__The task__: Line tally for "value": state how many lines of the entries include it, with no other text.

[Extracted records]
........

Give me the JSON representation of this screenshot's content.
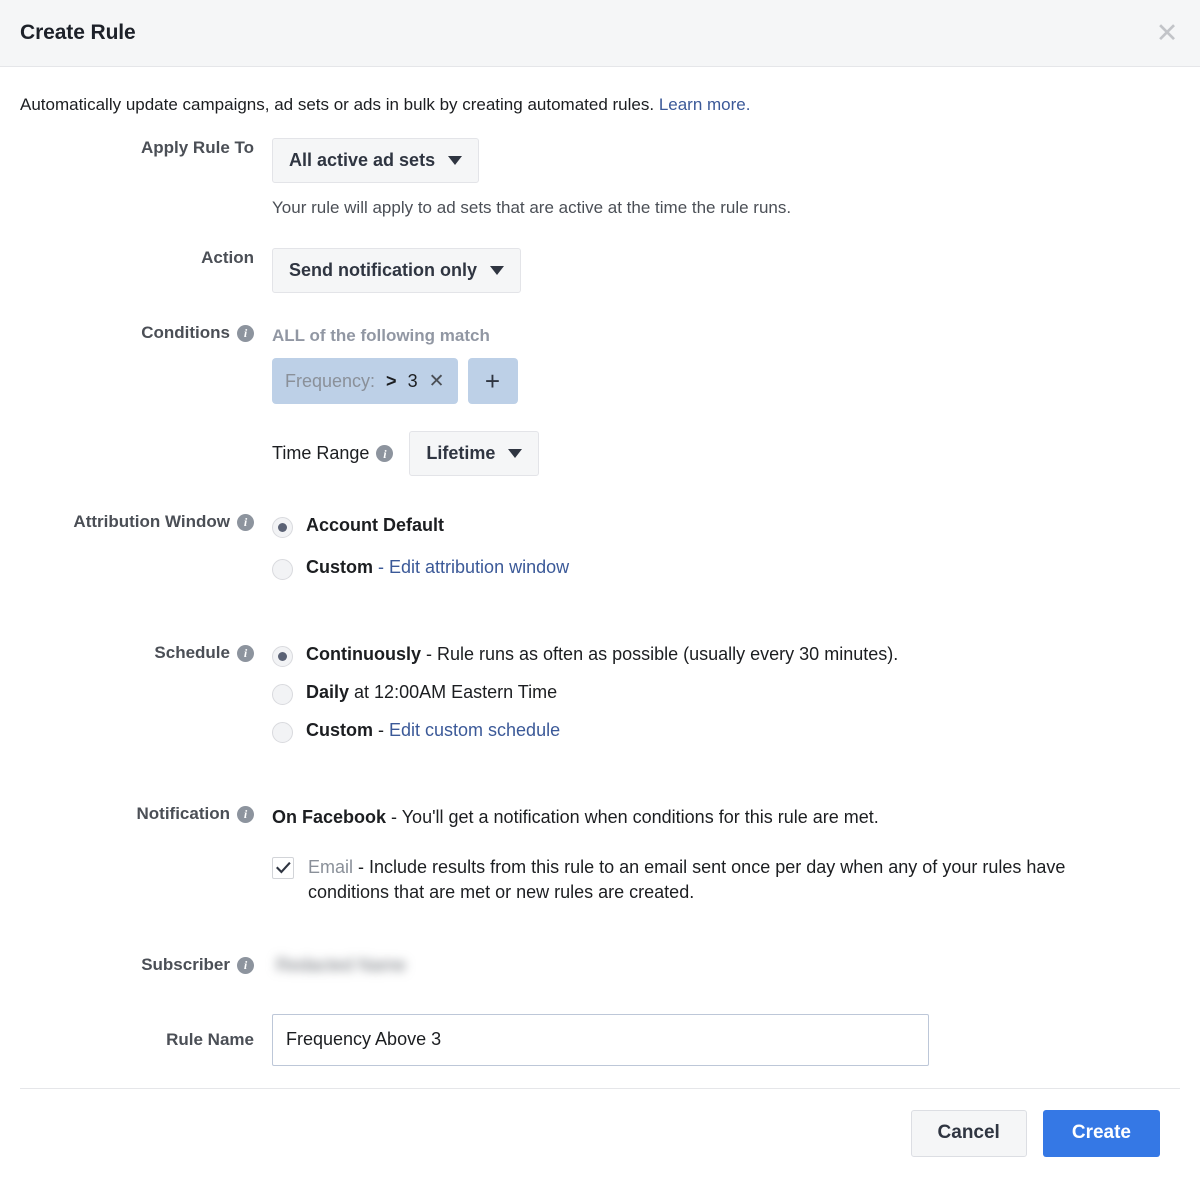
{
  "dialog": {
    "title": "Create Rule",
    "close_icon": "close-icon",
    "intro_text": "Automatically update campaigns, ad sets or ads in bulk by creating automated rules.",
    "intro_link": "Learn more."
  },
  "apply_rule_to": {
    "label": "Apply Rule To",
    "value": "All active ad sets",
    "helper": "Your rule will apply to ad sets that are active at the time the rule runs."
  },
  "action": {
    "label": "Action",
    "value": "Send notification only"
  },
  "conditions": {
    "label": "Conditions",
    "info_icon": "info-icon",
    "match_text": "ALL of the following match",
    "chips": [
      {
        "metric": "Frequency:",
        "operator": ">",
        "value": "3",
        "remove_icon": "close-icon"
      }
    ],
    "add_label": "+",
    "time_range": {
      "label": "Time Range",
      "value": "Lifetime"
    }
  },
  "attribution_window": {
    "label": "Attribution Window",
    "options": [
      {
        "label": "Account Default",
        "selected": true,
        "link": ""
      },
      {
        "label": "Custom",
        "selected": false,
        "link": "- Edit attribution window"
      }
    ]
  },
  "schedule": {
    "label": "Schedule",
    "options": [
      {
        "label": "Continuously",
        "detail": " - Rule runs as often as possible (usually every 30 minutes).",
        "selected": true,
        "link": ""
      },
      {
        "label": "Daily",
        "detail": " at 12:00AM Eastern Time",
        "selected": false,
        "link": ""
      },
      {
        "label": "Custom",
        "detail": " - ",
        "selected": false,
        "link": "Edit custom schedule"
      }
    ]
  },
  "notification": {
    "label": "Notification",
    "facebook_label": "On Facebook",
    "facebook_detail": " - You'll get a notification when conditions for this rule are met.",
    "email_checked": true,
    "email_label": "Email",
    "email_detail": " - Include results from this rule to an email sent once per day when any of your rules have conditions that are met or new rules are created."
  },
  "subscriber": {
    "label": "Subscriber",
    "value": "Redacted Name"
  },
  "rule_name": {
    "label": "Rule Name",
    "value": "Frequency Above 3",
    "placeholder": ""
  },
  "footer": {
    "cancel_label": "Cancel",
    "create_label": "Create"
  },
  "colors": {
    "accent": "#3578e5",
    "link": "#3b5998",
    "chip_bg": "#bdd0e7",
    "header_bg": "#f5f6f7"
  }
}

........

__Answer section__: 6